*Action item*. Repeat the records below word for word.

*Records for processing*.
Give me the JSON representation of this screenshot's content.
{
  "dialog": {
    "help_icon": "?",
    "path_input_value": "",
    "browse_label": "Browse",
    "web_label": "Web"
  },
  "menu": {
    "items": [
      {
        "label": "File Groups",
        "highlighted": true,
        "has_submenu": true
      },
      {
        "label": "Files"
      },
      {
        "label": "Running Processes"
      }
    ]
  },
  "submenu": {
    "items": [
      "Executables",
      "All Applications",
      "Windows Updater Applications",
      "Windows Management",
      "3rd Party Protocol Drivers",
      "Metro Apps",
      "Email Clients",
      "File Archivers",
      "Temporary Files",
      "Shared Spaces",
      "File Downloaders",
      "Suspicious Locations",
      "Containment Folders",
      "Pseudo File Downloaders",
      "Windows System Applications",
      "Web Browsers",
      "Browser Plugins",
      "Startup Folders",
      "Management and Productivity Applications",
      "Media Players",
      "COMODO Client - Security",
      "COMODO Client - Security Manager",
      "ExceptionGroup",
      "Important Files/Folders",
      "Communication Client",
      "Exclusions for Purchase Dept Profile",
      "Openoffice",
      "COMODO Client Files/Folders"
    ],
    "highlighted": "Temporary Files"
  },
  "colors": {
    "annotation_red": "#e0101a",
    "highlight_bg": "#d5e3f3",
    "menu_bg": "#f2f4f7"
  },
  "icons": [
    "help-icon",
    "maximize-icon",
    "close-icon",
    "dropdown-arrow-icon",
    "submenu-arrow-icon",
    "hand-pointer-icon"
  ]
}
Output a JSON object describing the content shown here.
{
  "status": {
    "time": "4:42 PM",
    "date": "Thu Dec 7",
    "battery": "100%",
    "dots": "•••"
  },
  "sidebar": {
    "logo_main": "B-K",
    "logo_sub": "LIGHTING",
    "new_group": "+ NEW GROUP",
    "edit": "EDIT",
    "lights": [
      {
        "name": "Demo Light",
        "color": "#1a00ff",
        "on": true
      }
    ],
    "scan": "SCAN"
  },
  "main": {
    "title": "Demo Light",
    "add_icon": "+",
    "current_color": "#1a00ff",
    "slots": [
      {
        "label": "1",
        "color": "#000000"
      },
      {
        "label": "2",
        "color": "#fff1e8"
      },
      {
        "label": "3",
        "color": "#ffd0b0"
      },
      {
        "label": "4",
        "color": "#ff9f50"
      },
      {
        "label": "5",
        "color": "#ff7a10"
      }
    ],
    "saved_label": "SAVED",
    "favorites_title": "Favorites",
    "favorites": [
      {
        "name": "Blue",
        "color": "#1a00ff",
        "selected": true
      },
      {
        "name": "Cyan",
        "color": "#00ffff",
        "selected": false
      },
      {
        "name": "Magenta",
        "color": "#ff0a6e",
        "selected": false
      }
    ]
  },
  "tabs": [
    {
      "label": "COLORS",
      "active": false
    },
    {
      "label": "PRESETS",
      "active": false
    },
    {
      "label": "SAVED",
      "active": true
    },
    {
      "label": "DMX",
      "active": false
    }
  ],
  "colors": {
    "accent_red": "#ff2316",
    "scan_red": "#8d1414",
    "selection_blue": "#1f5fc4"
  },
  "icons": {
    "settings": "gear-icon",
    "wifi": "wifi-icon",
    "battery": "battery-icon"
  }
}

*Response below*.
Give me the JSON representation of this screenshot's content.
{
  "dialog": {
    "help_icon": "?",
    "path_input_value": "",
    "browse_label": "Browse",
    "web_label": "Web"
  },
  "menu": {
    "items": [
      {
        "label": "File Groups",
        "highlighted": true,
        "has_submenu": true
      },
      {
        "label": "Files"
      },
      {
        "label": "Running Processes"
      }
    ]
  },
  "submenu": {
    "items": [
      "Executables",
      "All Applications",
      "Windows Updater Applications",
      "Windows Management",
      "3rd Party Protocol Drivers",
      "Metro Apps",
      "Email Clients",
      "File Archivers",
      "Temporary Files",
      "Shared Spaces",
      "File Downloaders",
      "Suspicious Locations",
      "Containment Folders",
      "Pseudo File Downloaders",
      "Windows System Applications",
      "Web Browsers",
      "Browser Plugins",
      "Startup Folders",
      "Management and Productivity Applications",
      "Media Players",
      "COMODO Client - Security",
      "COMODO Client - Security Manager",
      "ExceptionGroup",
      "Important Files/Folders",
      "Communication Client",
      "Exclusions for Purchase Dept Profile",
      "Openoffice",
      "COMODO Client Files/Folders"
    ],
    "highlighted": "Temporary Files"
  },
  "colors": {
    "annotation_red": "#e0101a",
    "highlight_bg": "#d5e3f3",
    "menu_bg": "#f2f4f7"
  },
  "icons": [
    "help-icon",
    "maximize-icon",
    "close-icon",
    "dropdown-arrow-icon",
    "submenu-arrow-icon",
    "hand-pointer-icon"
  ]
}
Output a JSON object describing the content shown here.
{
  "status": {
    "time": "4:42 PM",
    "date": "Thu Dec 7",
    "battery": "100%",
    "dots": "•••"
  },
  "sidebar": {
    "logo_main": "B-K",
    "logo_sub": "LIGHTING",
    "new_group": "+ NEW GROUP",
    "edit": "EDIT",
    "lights": [
      {
        "name": "Demo Light",
        "color": "#1a00ff",
        "on": true
      }
    ],
    "scan": "SCAN"
  },
  "main": {
    "title": "Demo Light",
    "add_icon": "+",
    "current_color": "#1a00ff",
    "slots": [
      {
        "label": "1",
        "color": "#000000"
      },
      {
        "label": "2",
        "color": "#fff1e8"
      },
      {
        "label": "3",
        "color": "#ffd0b0"
      },
      {
        "label": "4",
        "color": "#ff9f50"
      },
      {
        "label": "5",
        "color": "#ff7a10"
      }
    ],
    "saved_label": "SAVED",
    "favorites_title": "Favorites",
    "favorites": [
      {
        "name": "Blue",
        "color": "#1a00ff",
        "selected": true
      },
      {
        "name": "Cyan",
        "color": "#00ffff",
        "selected": false
      },
      {
        "name": "Magenta",
        "color": "#ff0a6e",
        "selected": false
      }
    ]
  },
  "tabs": [
    {
      "label": "COLORS",
      "active": false
    },
    {
      "label": "PRESETS",
      "active": false
    },
    {
      "label": "SAVED",
      "active": true
    },
    {
      "label": "DMX",
      "active": false
    }
  ],
  "colors": {
    "accent_red": "#ff2316",
    "scan_red": "#8d1414",
    "selection_blue": "#1f5fc4"
  },
  "icons": {
    "settings": "gear-icon",
    "wifi": "wifi-icon",
    "battery": "battery-icon"
  }
}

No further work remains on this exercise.